To enter and find out more details, head on over to the Unfettered Wood Imbolc giveaway blog post.



Sunday, January 13, 2013

luverly of the week: brigit print by laura ramie

Brigit by Laura Ramie

With Imbolc not too far off, I thought that this pretty was a suitable pick! The talented artist, Laura Ramie has some other neat artwork over in her Etsy shop.

Transition Town North Bay Second Annual General Meeting

Just a wee post to announce that Transition Town North Bay will be holding its second Annual General Meeting on Thursday January 24th at 6:30 pm. Prior to the AGM there will be a potluck at 5:30pm, and both will be taking place at St. Andrew's United Church, 399 Cassells Street {at McIntyre Street} in North Bay. For more info go to the Transition Town North Bay website



Saturday, January 5, 2013

spiritual land stewardship

Restoule, Ontario
For those of us magical practitioners and Pagans that work closely with the land and nature allies, we are likely to also be passionate about conversation and environmental issues. We may be members of environmental groups, grow some of our own food, buy local and organic, and take other steps to tread lightly as possible; others may feel that they are obliged to protect certain ecologically sensitive and sacred areas through more spiritual means.

Over the last little while I have been happy to note that there are others in my region who act as spiritual land stewards or are interested in doing so. With that in mind, I thought that I would share some resources that I have found very helpful, as well as a few posts that I have done in the past that might give folks some ideas.

Some of these resources are specific to my region, while some are for any region. I also think that any of the resources of a spiritual nature could be adaptable to just about any faith or magical practice.


Animal Tracks of Ontario by Ian Sheldon
Art of Conversation With the Genius Loci by Barry Patterson {I don't agree with all of this book, but I think that it is still worth a read}
At Home in Nature: Modern Homesteading and Spiritual Practice in America by Rebecca Kneale Gould
Birds by Roger Tory Peterson 
Discovering Rock Art in Ontario's Provincial Parks by Thor Conway 
Mammals of Ontario by Tamara Eder
Mushrooms of Ontario and Eastern Canada by George Barron
Native Trees of Canada
Old Man's Garden by Annora Brown
Ontario Weeds: Descriptions, Illustrations and Keys to Their Identification
Ontario Wildflowers: 101 Wayside Flowers by Linda Kershaw
The Book of Swamp and Bog by John Eastman
The Forest Trees of Ontario by J.H. White
The Woodland Way: A Permaculture Approach to Woodland Management

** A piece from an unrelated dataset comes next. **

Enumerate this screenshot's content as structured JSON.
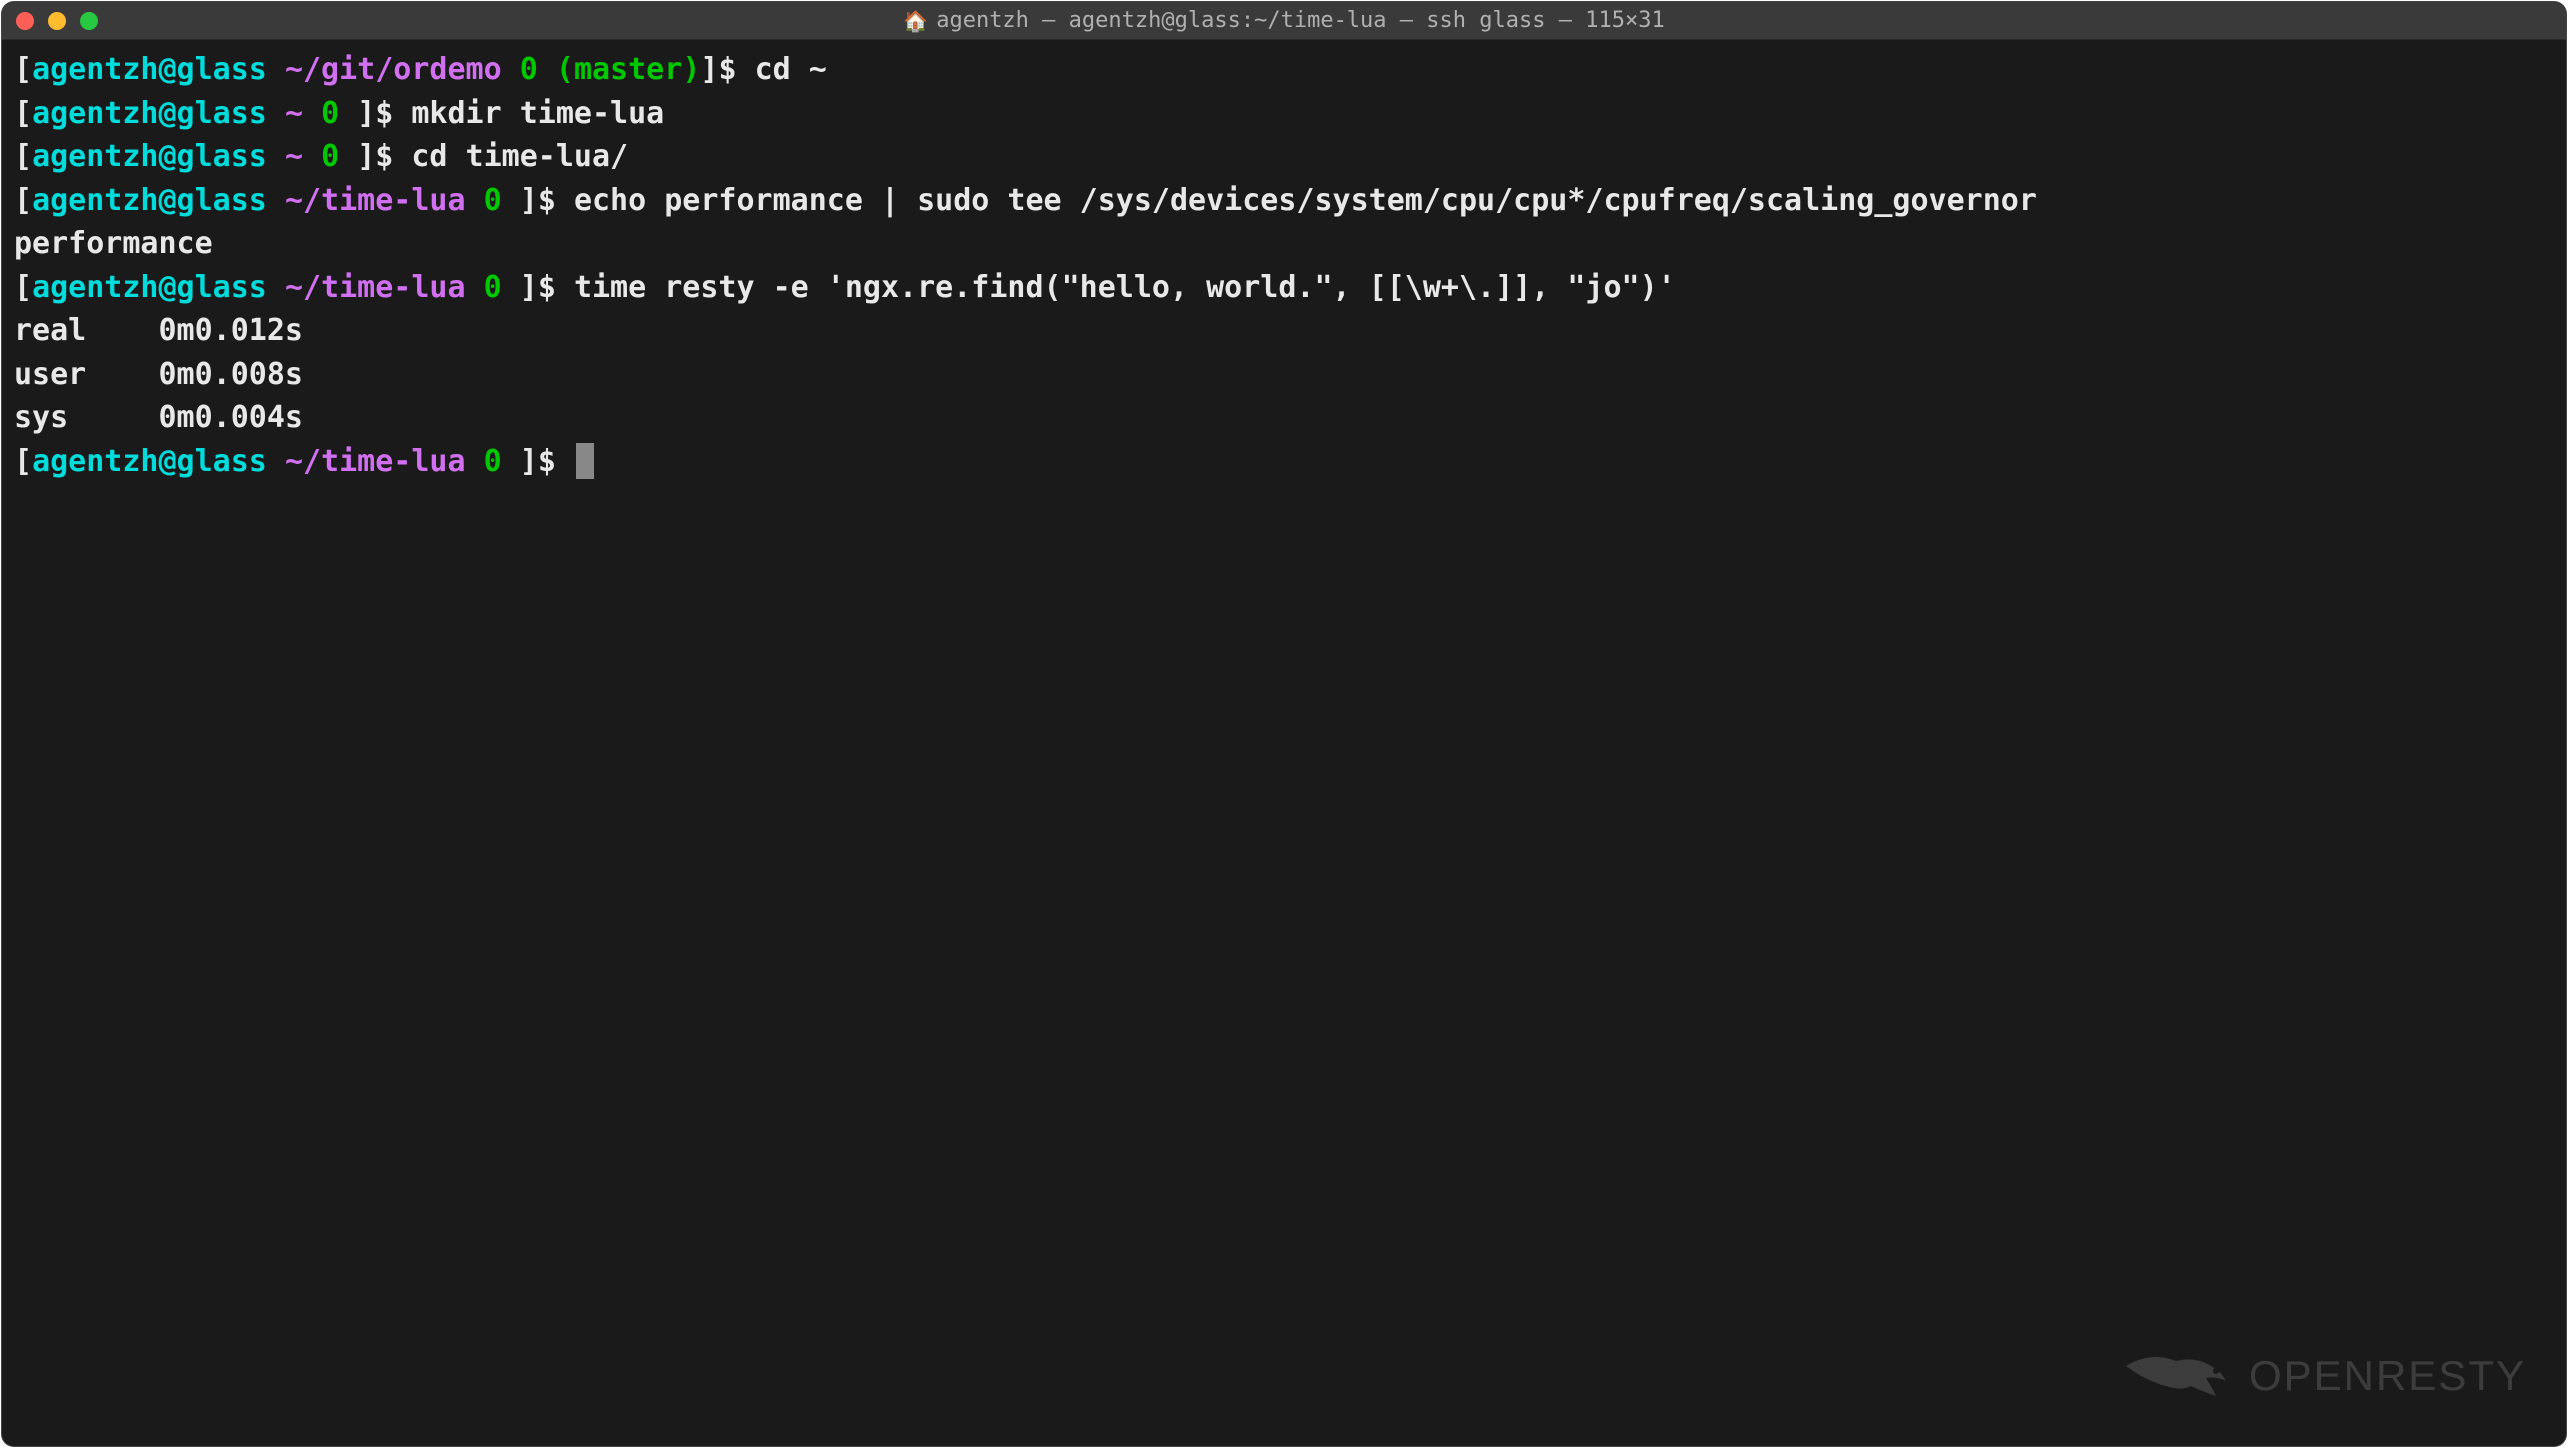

If you know of any resources that are not on here, please feel free to share them in the comment section. :)



Wednesday, January 2, 2013

a new slate

The Old Year has gone. Let the dead past bury its own dead. The New Year has taken possession of the clock of time. All hail the duties and possibilities of the coming twelve months!
~Edward Payson Powell

I hope that all of our readers had a wonderful holiday season and that 2013 has been great so far! Yuletide over here was nice and low key, with plenty of food and spending time with loved ones. The year ended on a sad note though.

On New Year's Eve it was time to say "goodbye" to a beloved family pet who was very elderly and could no longer enjoy a reasonable quality of life. She was a sweet kitty who stuck around for about 18 or 19 years.

I would say that the holidays for the last few years have been met with some somberness in my family since my Grandparents passed away. This is why I like the new tradition of holding a feast for my Ancestors this time of year {inspired by Ms. Graveyard Dirt}.

For New Years I decided to add some Hogmanay traditions into the festivities, and I even saw some mummers oot and aboot! The rest of the night was spent reflecting on what I would like to see come to fruition in 2013.

I suppose it would be obvious that a part of this was daydreaming about this year's garden {on that...I do have a very tardy review of the 2012 garden to still share!}, which will likely be simpler than other years past. I will be taking a full time course over the entire gardening season, so it will have to largely fend for itself.

Well, I have garden porn {read: seed catalogues} to drool over, so I will leave it there for now. Many blessing to you all for the New Year! :)